=== Section Start ===

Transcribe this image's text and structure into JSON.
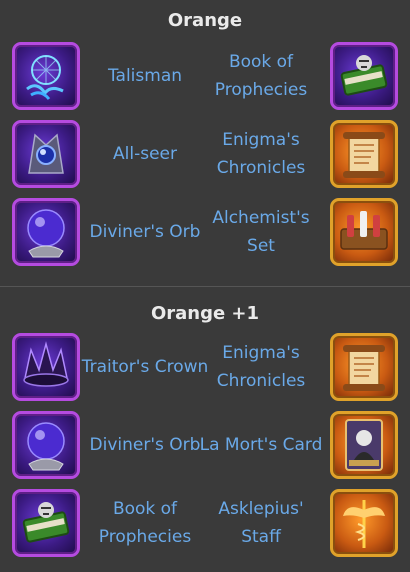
{
  "sections": [
    {
      "title": "Orange",
      "rows": [
        {
          "left": {
            "label": "Talisman",
            "icon": "dreamcatcher-talisman-icon"
          },
          "right": {
            "label": "Book of Prophecies",
            "icon": "book-of-prophecies-icon"
          }
        },
        {
          "left": {
            "label": "All-seer",
            "icon": "all-seer-icon"
          },
          "right": {
            "label": "Enigma's Chronicles",
            "icon": "scroll-icon"
          }
        },
        {
          "left": {
            "label": "Diviner's Orb",
            "icon": "crystal-orb-icon"
          },
          "right": {
            "label": "Alchemist's Set",
            "icon": "alchemist-set-icon"
          }
        }
      ]
    },
    {
      "title": "Orange +1",
      "rows": [
        {
          "left": {
            "label": "Traitor's Crown",
            "icon": "crown-icon"
          },
          "right": {
            "label": "Enigma's Chronicles",
            "icon": "scroll-icon"
          }
        },
        {
          "left": {
            "label": "Diviner's Orb",
            "icon": "crystal-orb-icon"
          },
          "right": {
            "label": "La Mort's Card",
            "icon": "death-card-icon"
          }
        },
        {
          "left": {
            "label": "Book of Prophecies",
            "icon": "book-of-prophecies-icon"
          },
          "right": {
            "label": "Asklepius' Staff",
            "icon": "winged-staff-icon"
          }
        }
      ]
    }
  ],
  "colors": {
    "background": "#3a3a3a",
    "title": "#eaeaea",
    "label": "#6aa9e8",
    "purple_frame": "#b54be0",
    "gold_frame": "#e0a22a"
  }
}
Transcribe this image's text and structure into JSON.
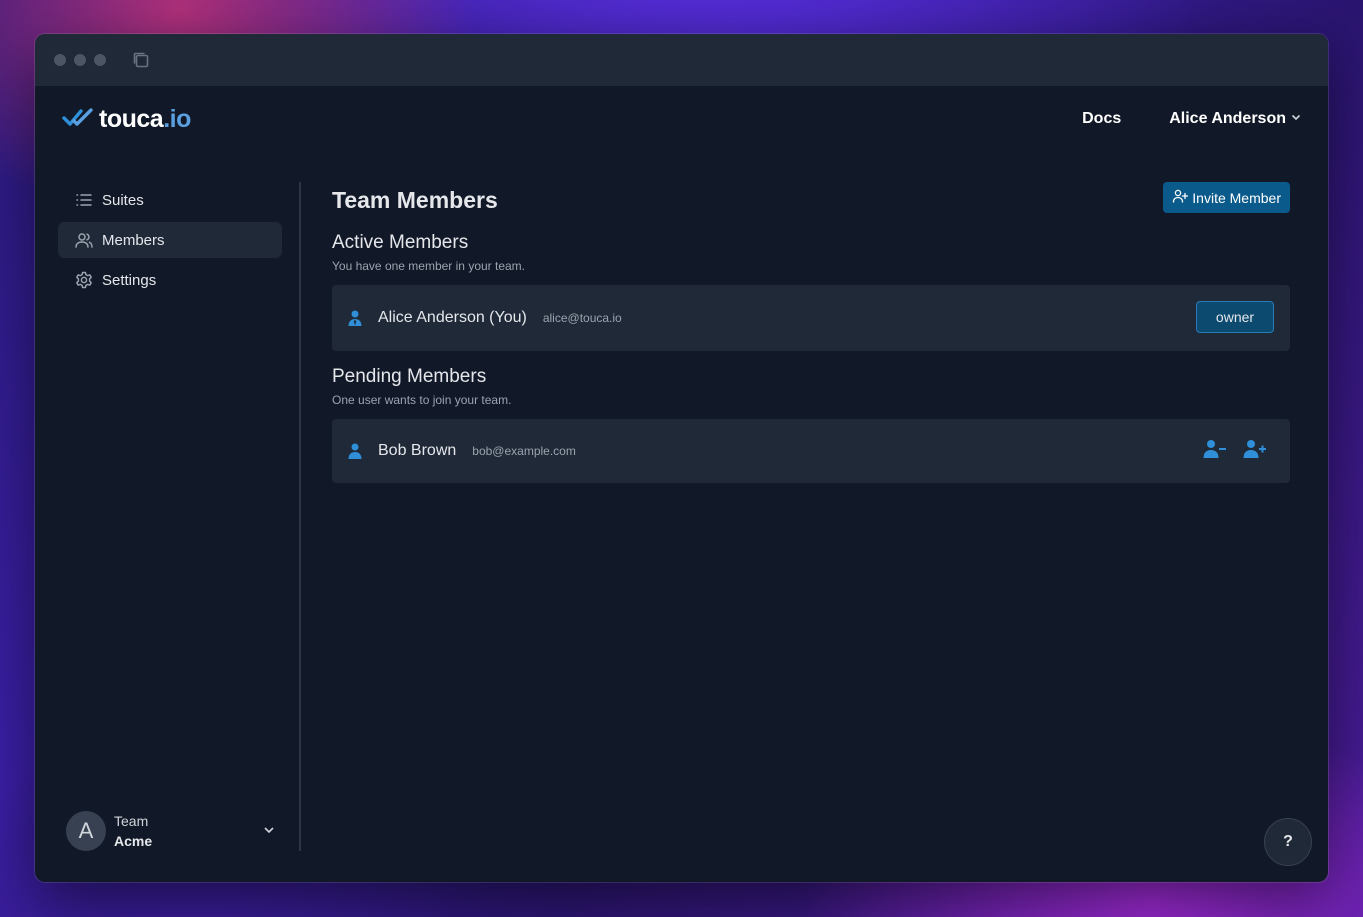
{
  "window": {
    "traffic_lights": [
      "close",
      "minimize",
      "maximize"
    ],
    "titlebar_icon": "copy-icon"
  },
  "header": {
    "logo": {
      "text_main": "touca",
      "text_accent": ".io",
      "icon": "double-check-logo-icon"
    },
    "docs_label": "Docs",
    "user_name": "Alice Anderson",
    "user_menu_icon": "chevron-down-icon"
  },
  "sidebar": {
    "items": [
      {
        "label": "Suites",
        "icon": "list-icon",
        "active": false
      },
      {
        "label": "Members",
        "icon": "users-icon",
        "active": true
      },
      {
        "label": "Settings",
        "icon": "gear-icon",
        "active": false
      }
    ],
    "team": {
      "avatar_letter": "A",
      "label": "Team",
      "name": "Acme"
    }
  },
  "main": {
    "title": "Team Members",
    "invite_label": "Invite Member",
    "active": {
      "title": "Active Members",
      "subtitle": "You have one member in your team.",
      "members": [
        {
          "name": "Alice Anderson (You)",
          "email": "alice@touca.io",
          "role": "owner"
        }
      ]
    },
    "pending": {
      "title": "Pending Members",
      "subtitle": "One user wants to join your team.",
      "members": [
        {
          "name": "Bob Brown",
          "email": "bob@example.com"
        }
      ]
    }
  },
  "help_label": "?",
  "colors": {
    "accent": "#0b5a8c",
    "icon_blue": "#2f8fd8",
    "background": "#111827",
    "surface": "#1f2937"
  }
}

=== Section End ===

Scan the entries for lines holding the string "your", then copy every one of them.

§ **Response to this exercise**
      "subtitle": "You have one member in your team.",
      "subtitle": "One user wants to join your team.",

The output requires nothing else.